The greatest thing writing affords you is justification.
“Why are you deep-frying an entire Chipotle burrito?” says a reasonably concerned roommate, fearful of dying an otherwise avoidable chimichanga-related death.
“Writing about it,” I reply, with no intention of ever putting pen to paper.
“Why are you frosting and decorating a 12-pack of Dos Equis to look like a birthday cake?” inquires the girlfriend, angry that I once again used her cake-decorating supplies for cheeky shenanigans.
“Writing a 4,000-word feature on sprinkles as the shibboleth for–if not driving force behind–America’s dissolving cupcake-industrial complex,” I say, whisking away my beerthday cake before she has a chance to ask more questions.
“Why are your hands covered in red sauce, why are there tater tots on the floor, and, oh what the hell, did you seriously steal my shrimp?” a roommate asks, mad about something or other.
“Dude, seriously, this time I’m actually writing about it,” and I am.
If you’re not at The Little Jewel of New Orleans right now–and I assume you’re not–you better have a damn good reason. You better have a reason that outweighs suckling-pig po’ boys, crawfish mac and cheese, and a monstrous combination of roast-beef drippings and fried potatoes called “debris fries.” Seriously, your kid can wait in the parking lot an extra hour or two after soccer practice. This place is worth it.
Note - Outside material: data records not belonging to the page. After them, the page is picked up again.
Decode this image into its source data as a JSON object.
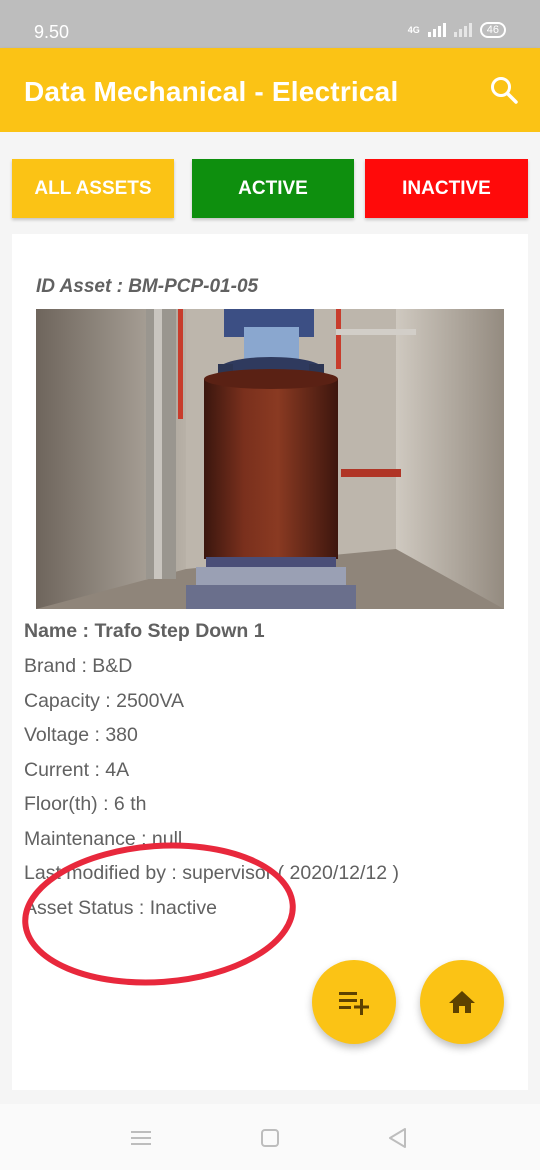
{
  "status_bar": {
    "time": "9.50",
    "network_label": "4G",
    "battery": "46"
  },
  "app_bar": {
    "title": "Data Mechanical - Electrical",
    "search_icon": "search-icon"
  },
  "filters": [
    {
      "label": "ALL ASSETS",
      "color": "#fbc315"
    },
    {
      "label": "ACTIVE",
      "color": "#0e8f0e"
    },
    {
      "label": "INACTIVE",
      "color": "#ff0a0a"
    }
  ],
  "asset": {
    "id_line": "ID Asset : BM-PCP-01-05",
    "name_line": "Name : Trafo Step Down 1",
    "brand_line": "Brand : B&D",
    "capacity_line": "Capacity : 2500VA",
    "voltage_line": "Voltage : 380",
    "current_line": "Current : 4A",
    "floor_line": "Floor(th) : 6 th",
    "maintenance_line": "Maintenance : null",
    "modified_line": "Last modified by : supervisor ( 2020/12/12 )",
    "status_line": "Asset Status : Inactive"
  },
  "fabs": {
    "add_icon": "playlist-add-icon",
    "home_icon": "home-icon"
  },
  "nav": {
    "menu_icon": "menu-icon",
    "home_icon": "square-home-icon",
    "back_icon": "back-triangle-icon"
  },
  "colors": {
    "accent": "#fbc315",
    "active": "#0e8f0e",
    "inactive": "#ff0a0a",
    "annotation": "#e8283c"
  }
}
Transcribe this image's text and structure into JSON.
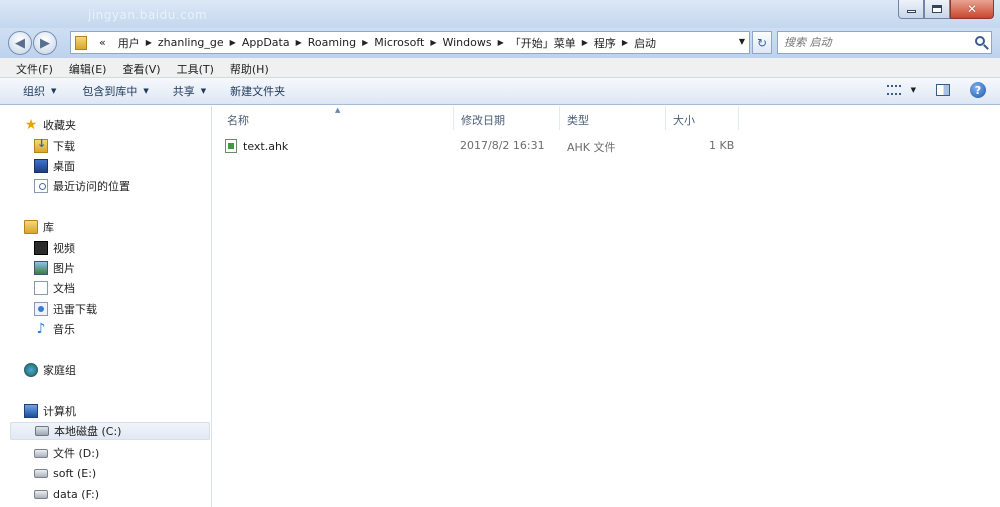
{
  "window": {
    "watermark": "jingyan.baidu.com",
    "minimize": "minimize",
    "maximize": "maximize",
    "close": "✕"
  },
  "address": {
    "overflow": "«",
    "crumbs": [
      "用户",
      "zhanling_ge",
      "AppData",
      "Roaming",
      "Microsoft",
      "Windows",
      "「开始」菜单",
      "程序",
      "启动"
    ],
    "search_placeholder": "搜索 启动"
  },
  "menubar": [
    "文件(F)",
    "编辑(E)",
    "查看(V)",
    "工具(T)",
    "帮助(H)"
  ],
  "toolbar": {
    "organize": "组织",
    "include_library": "包含到库中",
    "share": "共享",
    "new_folder": "新建文件夹"
  },
  "nav": {
    "favorites": "收藏夹",
    "favorites_items": [
      "下载",
      "桌面",
      "最近访问的位置"
    ],
    "libraries": "库",
    "library_items": [
      "视频",
      "图片",
      "文档",
      "迅雷下载",
      "音乐"
    ],
    "homegroup": "家庭组",
    "computer": "计算机",
    "drives": [
      "本地磁盘 (C:)",
      "文件 (D:)",
      "soft (E:)",
      "data (F:)"
    ]
  },
  "columns": [
    "名称",
    "修改日期",
    "类型",
    "大小"
  ],
  "files": [
    {
      "name": "text.ahk",
      "modified": "2017/8/2 16:31",
      "type": "AHK 文件",
      "size": "1 KB"
    }
  ],
  "colors": {
    "accent": "#1e395b",
    "titlebar": "#c4d7ee",
    "selection": "#e2e9f3"
  }
}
But I can’t sit here and pretend like I’m a completely unbiased source of information. Any restaurant that douses fried potatoes in gravy automatically gets an extra gold star in my book (that includes all poutine-serving McDonald’s locations in the greater Quebec area).
That being said, not all fried potatoes, and certainly not all gravies, were created equal. Tater tots might not be indigenous to the bayous of Louisiana, but I think they deserve a place at the table, and there’s no better way to ingrain a food into the regional pedigree than smothering it in an already iconic dish. My creation is called gumbo tots. They’re awesome.
As with any good gumbo—just because you’re throwing it on top of tater tots doesn’t mean you can get sloppy with technique—start off with a dark roux. That weak-ass mac-and-cheese blonde roux won’t fly here, you’re looking for some big-time depth of flavor. Keep that oil and flour going on medium until you get a deep hazelnut color.
Then you’re going to throw in some of the holy trinity that forms the base of all self-respecting Cajun food—bell pepper, celery, and onion. After the veggies start to sweat down in that close-to-burnt-but-more-awesome-than-ever roux, pour in equal parts shrimp and chicken stock and stir until you get an almost gravy-like consistency. From there, just add some crushed tomatoes, a whole lot of andouille sausage, hot sauce, Worcestershire, and whatever spices you feel like working with—paprika, cayenne, garlic, bay leaf, thyme, go wild on it. When it’s getting all nice and thick and toasty, drop in some raw, peeled, deveined shrimp and simmer for five or six minutes.
Now, when you would normally ladle it on a pile of steamed rice, you’re going to improve the dish by 100 percent and use some freshly deep-fried, store-bought, freezer-aisle, Ore-Ida tater tots. Seriously, don’t be a hero and try to make your own. Ore-Ida actually trademarked the name tater tot, so if you want to go homemade, I think you’re legally obligated to send Heinz a five-dollar bill in a sealed envelope.
Once those tots are completely smothered, garnish with some chopped chives. Just because you’re eating 1,800 calories of oil-drenched potato nuggets and hot-sauce-spiked sausage gravy doesn’t mean you have an excuse not to garnish, you filthy animal.